[Opening Entries supplied section]

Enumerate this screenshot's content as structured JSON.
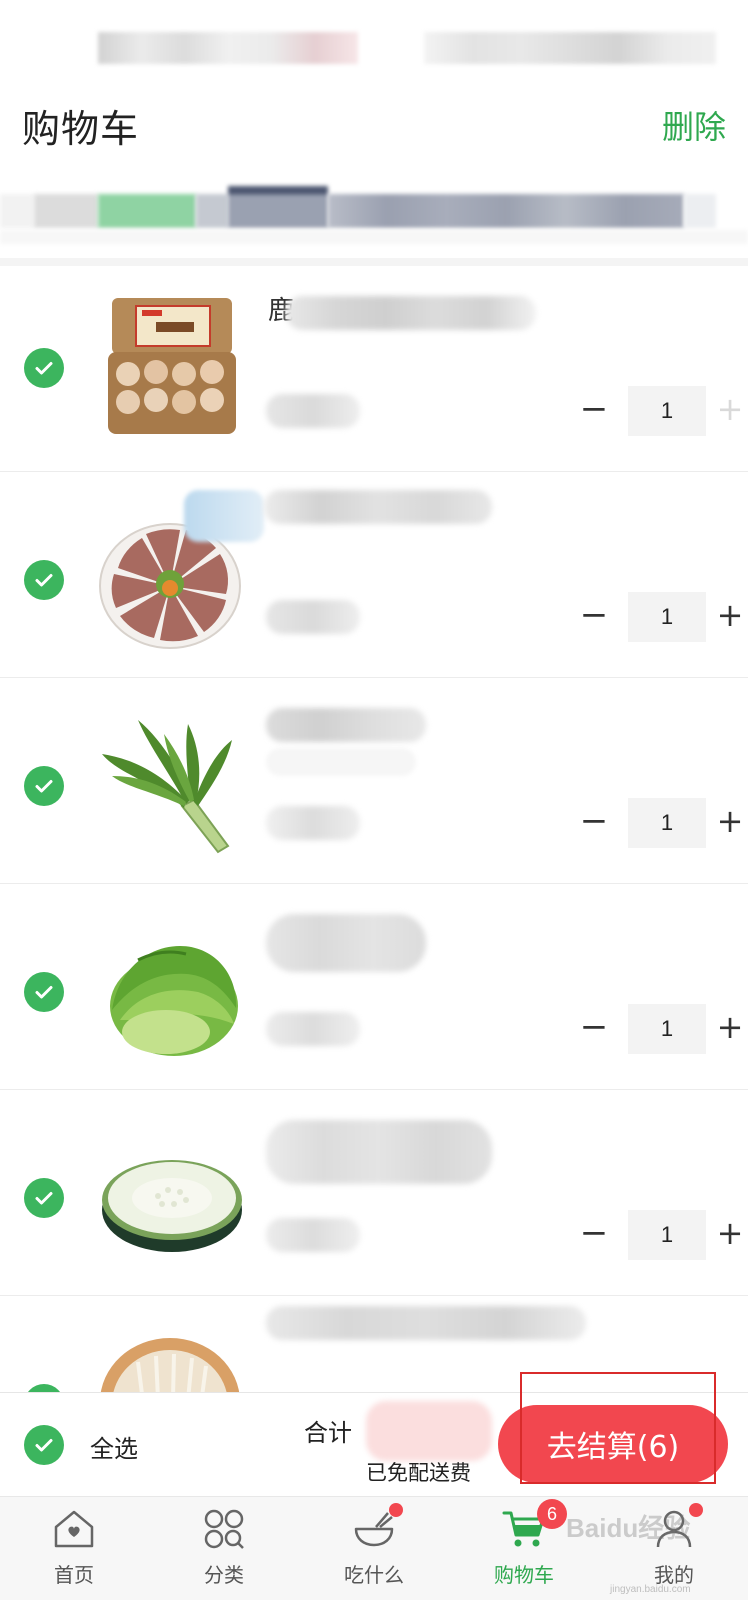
{
  "header": {
    "title": "购物车",
    "delete_label": "删除"
  },
  "items": [
    {
      "name_visible_char": "鹿",
      "quantity": "1",
      "minus": "−",
      "plus": "+",
      "plus_disabled": true,
      "image": "egg-carton-image"
    },
    {
      "quantity": "1",
      "minus": "−",
      "plus": "+",
      "plus_disabled": false,
      "image": "sliced-liver-image"
    },
    {
      "quantity": "1",
      "minus": "−",
      "plus": "+",
      "plus_disabled": false,
      "image": "stem-lettuce-image"
    },
    {
      "quantity": "1",
      "minus": "−",
      "plus": "+",
      "plus_disabled": false,
      "image": "lettuce-image"
    },
    {
      "quantity": "1",
      "minus": "−",
      "plus": "+",
      "plus_disabled": false,
      "image": "winter-melon-image"
    },
    {
      "image": "enoki-mushroom-image"
    }
  ],
  "checkout": {
    "select_all": "全选",
    "total_label": "合计",
    "free_shipping": "已免配送费",
    "button": "去结算(6)"
  },
  "tabs": [
    {
      "label": "首页",
      "icon": "home-icon",
      "active": false
    },
    {
      "label": "分类",
      "icon": "category-icon",
      "active": false
    },
    {
      "label": "吃什么",
      "icon": "bowl-icon",
      "active": false,
      "dot": true
    },
    {
      "label": "购物车",
      "icon": "cart-icon",
      "active": true,
      "badge": "6"
    },
    {
      "label": "我的",
      "icon": "profile-icon",
      "active": false,
      "dot": true
    }
  ],
  "watermark": {
    "text": "Baidu经验",
    "sub": "jingyan.baidu.com"
  },
  "colors": {
    "accent_green": "#2fa84f",
    "check_green": "#3cb55e",
    "checkout_red": "#f2474f"
  }
}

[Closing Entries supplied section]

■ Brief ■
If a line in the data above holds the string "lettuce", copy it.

■ Response area ■
      "image": "stem-lettuce-image"
      "image": "lettuce-image"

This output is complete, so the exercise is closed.